I've recently read and I highly recommend the following four books. Each is different and satisfying. Each is hefty, which is satisfying in its own way—it always feels like something of a statement to travel with a hardback book that's hard to fit into an airplane carry-on bag.
The Case for God, by Karen Armstrong, is an ambitious historical survey of the way human beings have thought about God, beginning with the beautiful and mysterious cave drawings at Lascaux, France, that date from 12,000 to 30,000 BC. The book is scholarly but accessible. In the introduction Armstrong reports that readers have told her, "That book was really hard!" She says she wants to tell them, "Of course it was. It was about God." Armstrong comments on the neoatheist best sellers by Christopher Hitchens, Richard Dawkins and Sam Harris. None of these authors deals much with the age-old conversation and argument about God that has gone on within the religious community, but Armstrong reminds readers that scholars have been wrestling with ultimate issues for millennia. Her book has helped me with my own project this autumn: a sermon series titled "What the Bible Says and What We Believe About God."

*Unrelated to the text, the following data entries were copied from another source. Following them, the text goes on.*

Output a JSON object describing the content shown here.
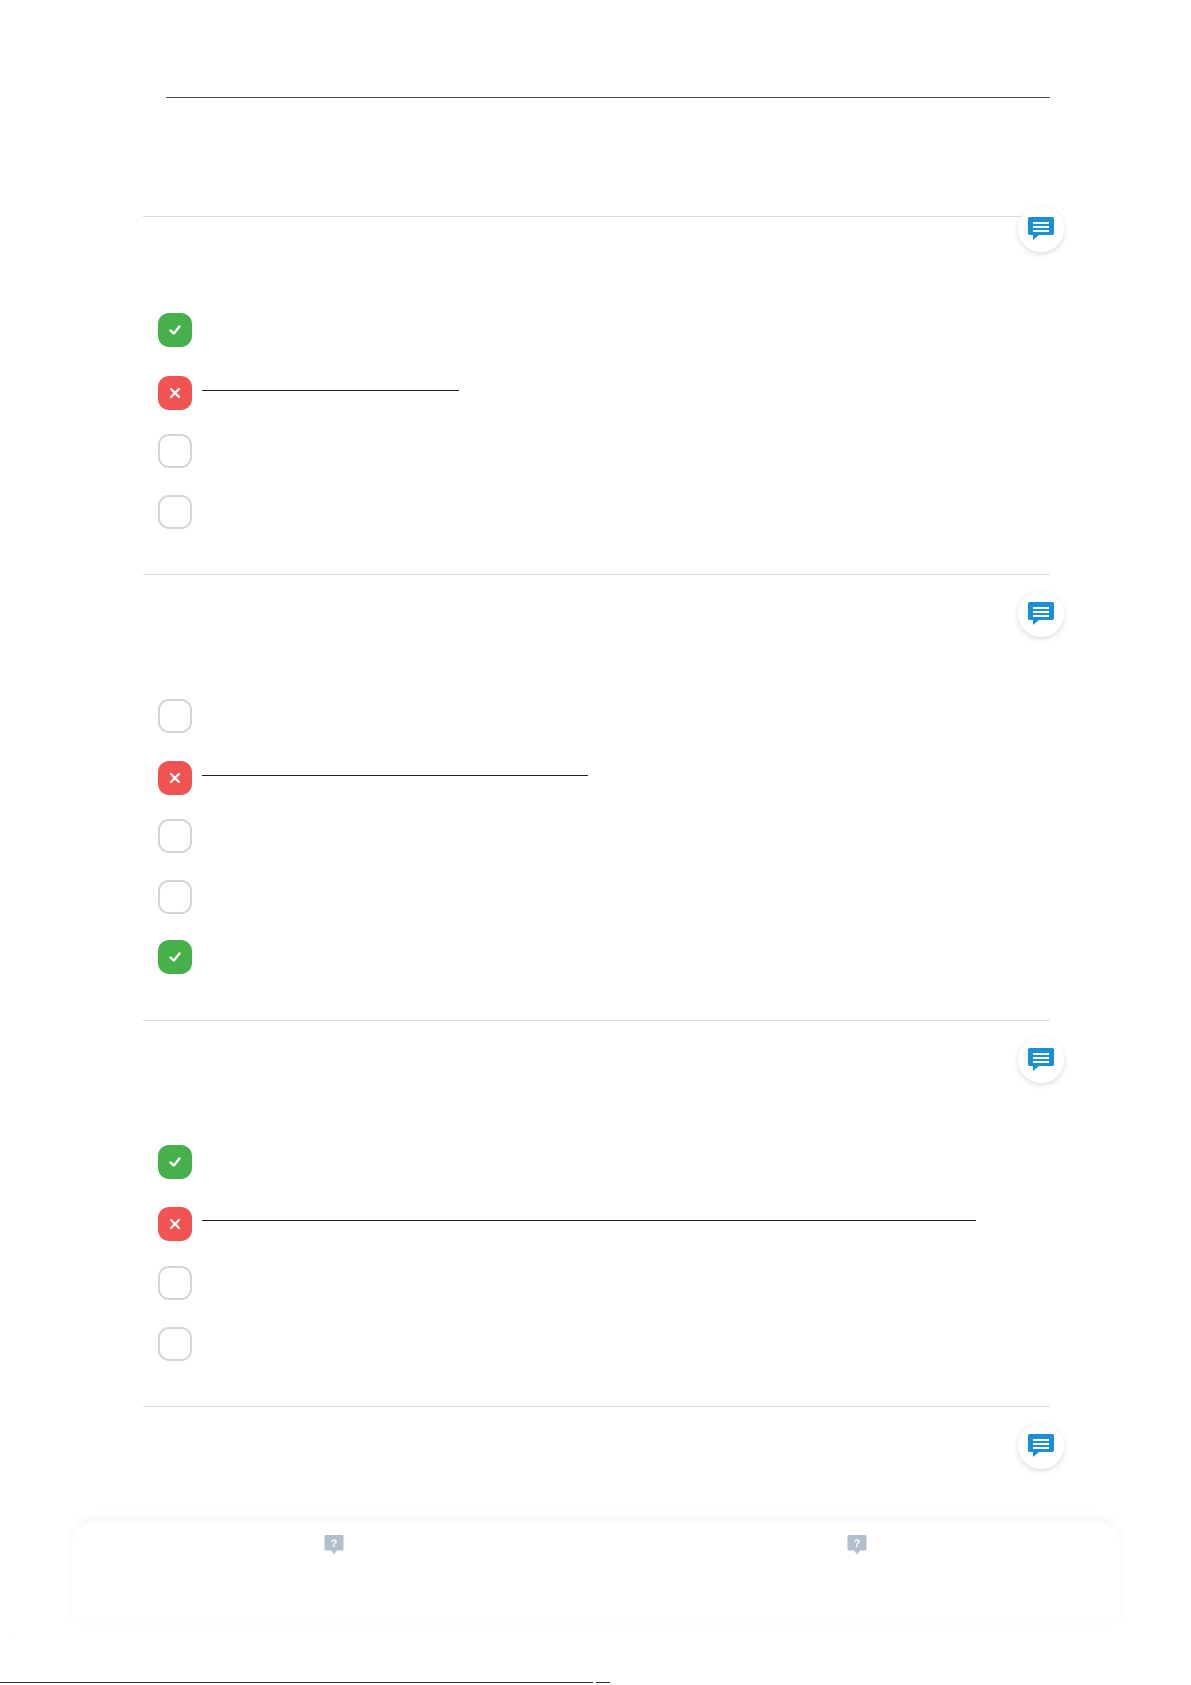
{
  "page_mark": "·",
  "colors": {
    "correct": "#46b04a",
    "wrong": "#f05352",
    "unselected_border": "#d4d4d4",
    "comment_icon": "#1a8fd6",
    "help_icon": "#b3bfcc"
  },
  "icons": {
    "correct": "check-icon",
    "wrong": "cross-icon",
    "comment": "comment-icon",
    "help": "question-icon"
  },
  "questions": [
    {
      "options": [
        "correct",
        "wrong",
        "empty",
        "empty"
      ]
    },
    {
      "options": [
        "empty",
        "wrong",
        "empty",
        "empty",
        "correct"
      ]
    },
    {
      "options": [
        "correct",
        "wrong",
        "empty",
        "empty"
      ]
    },
    {
      "options": []
    }
  ]
}
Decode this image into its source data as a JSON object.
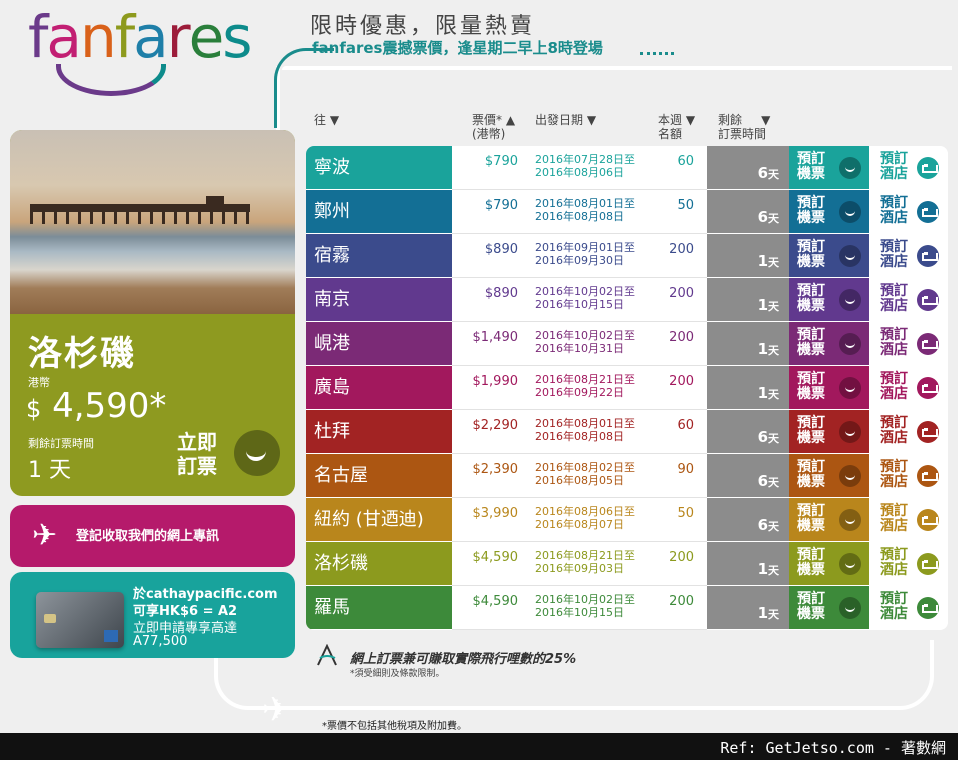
{
  "brand": {
    "letters": [
      {
        "ch": "f",
        "color": "#6b3a8a"
      },
      {
        "ch": "a",
        "color": "#c21f73"
      },
      {
        "ch": "n",
        "color": "#d9611a"
      },
      {
        "ch": "f",
        "color": "#8d9a1d"
      },
      {
        "ch": "a",
        "color": "#1f7fa8"
      },
      {
        "ch": "r",
        "color": "#9c1c3a"
      },
      {
        "ch": "e",
        "color": "#2a7f3b"
      },
      {
        "ch": "s",
        "color": "#0d8b8b"
      }
    ]
  },
  "header": {
    "headline": "限時優惠，限量熱賣",
    "subline": "fanfares震撼票價，逢星期二早上8時登場"
  },
  "promo": {
    "city": "洛杉磯",
    "currency_label": "港幣",
    "price_symbol": "$",
    "price": "4,590*",
    "remaining_label": "剩餘訂票時間",
    "remaining": "1 天",
    "book_label": "立即訂票"
  },
  "newsletter": {
    "label": "登記收取我們的網上專訊"
  },
  "card_promo": {
    "line1": "於cathaypacific.com",
    "line2": "可享HK$6 = A2",
    "line3": "立即申請專享高達",
    "line4": "A77,500"
  },
  "table": {
    "headers": {
      "dest": "往 ▼",
      "price": "票價* ▲",
      "price_sub": "(港幣)",
      "dates": "出發日期 ▼",
      "quota": "本週",
      "quota_sub": "名額",
      "quota_arrow": "▼",
      "remain": "剩餘",
      "remain_sub": "訂票時間",
      "remain_arrow": "▼"
    },
    "book_label": "預訂機票",
    "hotel_label": "預訂酒店",
    "day_unit": "天",
    "rows": [
      {
        "dest": "寧波",
        "price": "$790",
        "d1": "2016年07月28日至",
        "d2": "2016年08月06日",
        "quota": "60",
        "remain": "6",
        "color": "#1aa39b",
        "dark": "#0f6f6a"
      },
      {
        "dest": "鄭州",
        "price": "$790",
        "d1": "2016年08月01日至",
        "d2": "2016年08月08日",
        "quota": "50",
        "remain": "6",
        "color": "#136f95",
        "dark": "#0c4d69"
      },
      {
        "dest": "宿霧",
        "price": "$890",
        "d1": "2016年09月01日至",
        "d2": "2016年09月30日",
        "quota": "200",
        "remain": "1",
        "color": "#3b4b8c",
        "dark": "#293463"
      },
      {
        "dest": "南京",
        "price": "$890",
        "d1": "2016年10月02日至",
        "d2": "2016年10月15日",
        "quota": "200",
        "remain": "1",
        "color": "#61398e",
        "dark": "#432764"
      },
      {
        "dest": "峴港",
        "price": "$1,490",
        "d1": "2016年10月02日至",
        "d2": "2016年10月31日",
        "quota": "200",
        "remain": "1",
        "color": "#7b2a76",
        "dark": "#561d52"
      },
      {
        "dest": "廣島",
        "price": "$1,990",
        "d1": "2016年08月21日至",
        "d2": "2016年09月22日",
        "quota": "200",
        "remain": "1",
        "color": "#a2185d",
        "dark": "#721041"
      },
      {
        "dest": "杜拜",
        "price": "$2,290",
        "d1": "2016年08月01日至",
        "d2": "2016年08月08日",
        "quota": "60",
        "remain": "6",
        "color": "#a22323",
        "dark": "#731818"
      },
      {
        "dest": "名古屋",
        "price": "$2,390",
        "d1": "2016年08月02日至",
        "d2": "2016年08月05日",
        "quota": "90",
        "remain": "6",
        "color": "#ac5612",
        "dark": "#7a3c0c"
      },
      {
        "dest": "紐約 (甘迺迪)",
        "price": "$3,990",
        "d1": "2016年08月06日至",
        "d2": "2016年08月07日",
        "quota": "50",
        "remain": "6",
        "color": "#b9861c",
        "dark": "#835f13"
      },
      {
        "dest": "洛杉磯",
        "price": "$4,590",
        "d1": "2016年08月21日至",
        "d2": "2016年09月03日",
        "quota": "200",
        "remain": "1",
        "color": "#8c9a1e",
        "dark": "#626c14"
      },
      {
        "dest": "羅馬",
        "price": "$4,590",
        "d1": "2016年10月02日至",
        "d2": "2016年10月15日",
        "quota": "200",
        "remain": "1",
        "color": "#3d8a3a",
        "dark": "#2a6128"
      }
    ]
  },
  "miles": {
    "text": "網上訂票兼可賺取實際飛行哩數的25%",
    "note": "*須受細則及條款限制。"
  },
  "footnote": "*票價不包括其他稅項及附加費。",
  "ref": "Ref: GetJetso.com - 著數網"
}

I read Jonathan Franzen's Freedom, partly because I enjoyed The Corrections so much and partly because I think a preacher ought to know about what everybody is reading. This big, engaging story touches on many of the social issues of our time. (See Rodney Clapp's review in the November 2 Century, "Free for what?") Franzen's characters, I thought as I read, don't have enough important things to do. Even the attempt to save a songbird from extinction becomes compromised. I kept wishing they'd all pack up and go to church some Sunday morning and volunteer in a homeless shelter or sign up for a mission trip.
American Grace: How Religion Divides and Unites Us, by Robert Putnam and David Campbell, is based on a host of data. The charts and graphs make us narrative types dizzy, but it's an important book. America manages to be devout and diverse and still quite tolerant, say the authors, mostly because most Americans know or are related to a person of a different religious faith. The authors call this the Aunt Susan principle: dear old Aunt Susan may be of a different religion, but surely she's going to heaven. The book says mainline membership loss is related to a shock—the cultural upheaval of the 1960s—and to two aftershocks—the rise of the religious right and the dismissal of religion by a generation in response to the religious right's judgmentalism. My children remind me of this every time the subject of my denomination's position on sexual orientation comes up: "Dad, are you still talking about that? Don't you know that the world has moved on?"
For sheer pleasure and a little nostalgia, I read James S. Hirsch's Willie Mays: The Life, the Legend. Some believe Mays was the best all-around athlete ever to play baseball. The book is about a time when baseball players were paid modest salaries and stayed with the same team for years. For those of us who live in Chicago, where neither baseball team made it to the postseason, Willie Mays reminds us of the excitement that baseball continues to provide. The team Mays played for the longest, the Giants (both New York and San Francisco), just won the World Series in five well-played games against the Texas Rangers. It is the first Series victory for the Giants since Mays's 1954 team beat the Cleveland Indians at New York's Polo Grounds. Of course, that statistic does nothing for Cubs fans, who are facing the prospect of 102 years without a championship.